INPUT MATERIAL:
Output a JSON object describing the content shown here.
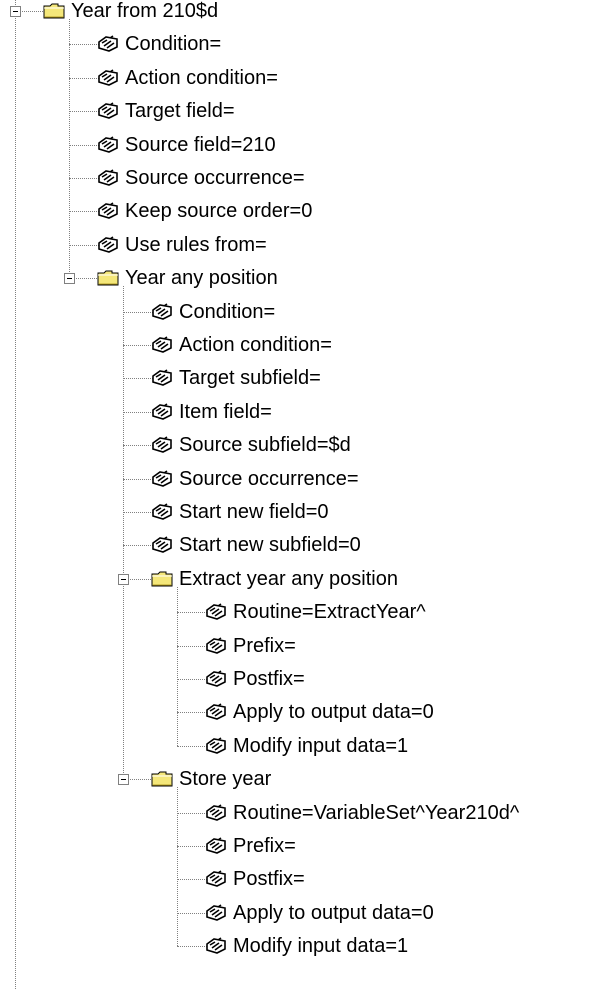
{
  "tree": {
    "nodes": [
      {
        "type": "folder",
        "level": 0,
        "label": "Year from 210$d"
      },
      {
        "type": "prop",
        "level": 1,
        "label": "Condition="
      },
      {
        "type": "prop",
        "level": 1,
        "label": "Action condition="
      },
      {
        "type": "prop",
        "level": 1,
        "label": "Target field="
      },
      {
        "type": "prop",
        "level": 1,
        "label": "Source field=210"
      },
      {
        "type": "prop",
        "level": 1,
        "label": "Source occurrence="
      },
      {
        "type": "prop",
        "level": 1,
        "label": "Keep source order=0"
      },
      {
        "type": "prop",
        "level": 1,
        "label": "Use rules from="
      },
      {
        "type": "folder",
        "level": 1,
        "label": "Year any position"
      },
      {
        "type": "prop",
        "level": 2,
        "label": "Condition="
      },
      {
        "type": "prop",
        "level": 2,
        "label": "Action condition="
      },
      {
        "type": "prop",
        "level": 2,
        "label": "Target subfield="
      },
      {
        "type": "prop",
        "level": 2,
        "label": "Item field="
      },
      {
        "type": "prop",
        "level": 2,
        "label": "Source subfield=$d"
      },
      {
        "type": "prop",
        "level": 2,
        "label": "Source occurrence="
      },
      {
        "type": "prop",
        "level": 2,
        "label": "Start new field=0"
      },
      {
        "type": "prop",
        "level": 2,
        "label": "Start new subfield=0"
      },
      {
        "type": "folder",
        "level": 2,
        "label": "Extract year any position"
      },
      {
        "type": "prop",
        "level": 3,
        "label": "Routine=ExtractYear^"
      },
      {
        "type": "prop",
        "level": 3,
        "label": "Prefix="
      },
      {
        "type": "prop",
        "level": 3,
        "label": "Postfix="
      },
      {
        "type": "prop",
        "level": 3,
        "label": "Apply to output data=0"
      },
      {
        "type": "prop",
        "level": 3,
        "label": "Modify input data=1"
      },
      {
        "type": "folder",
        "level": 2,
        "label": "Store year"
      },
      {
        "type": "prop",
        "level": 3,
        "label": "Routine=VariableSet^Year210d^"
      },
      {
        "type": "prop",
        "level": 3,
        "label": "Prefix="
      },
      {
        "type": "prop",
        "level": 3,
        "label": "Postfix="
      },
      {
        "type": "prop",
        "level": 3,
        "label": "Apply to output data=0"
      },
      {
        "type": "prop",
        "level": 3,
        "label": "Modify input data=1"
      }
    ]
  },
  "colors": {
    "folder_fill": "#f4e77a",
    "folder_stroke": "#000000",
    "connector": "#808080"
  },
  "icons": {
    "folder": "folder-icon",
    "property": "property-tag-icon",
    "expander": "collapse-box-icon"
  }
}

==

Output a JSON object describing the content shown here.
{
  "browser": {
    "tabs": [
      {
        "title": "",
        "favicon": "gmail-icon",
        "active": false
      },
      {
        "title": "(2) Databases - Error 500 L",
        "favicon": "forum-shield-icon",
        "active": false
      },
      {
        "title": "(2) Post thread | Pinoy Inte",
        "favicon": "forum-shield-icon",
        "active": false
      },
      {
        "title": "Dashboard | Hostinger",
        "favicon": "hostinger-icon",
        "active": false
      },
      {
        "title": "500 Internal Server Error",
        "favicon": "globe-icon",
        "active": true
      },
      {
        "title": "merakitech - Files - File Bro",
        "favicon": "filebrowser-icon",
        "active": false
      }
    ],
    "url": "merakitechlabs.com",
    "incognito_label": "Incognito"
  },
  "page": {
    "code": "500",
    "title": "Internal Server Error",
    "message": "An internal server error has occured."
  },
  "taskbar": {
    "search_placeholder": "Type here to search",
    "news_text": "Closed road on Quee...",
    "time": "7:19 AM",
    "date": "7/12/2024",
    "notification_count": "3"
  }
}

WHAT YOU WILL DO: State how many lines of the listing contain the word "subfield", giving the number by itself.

EXPECTED ANSWER: 3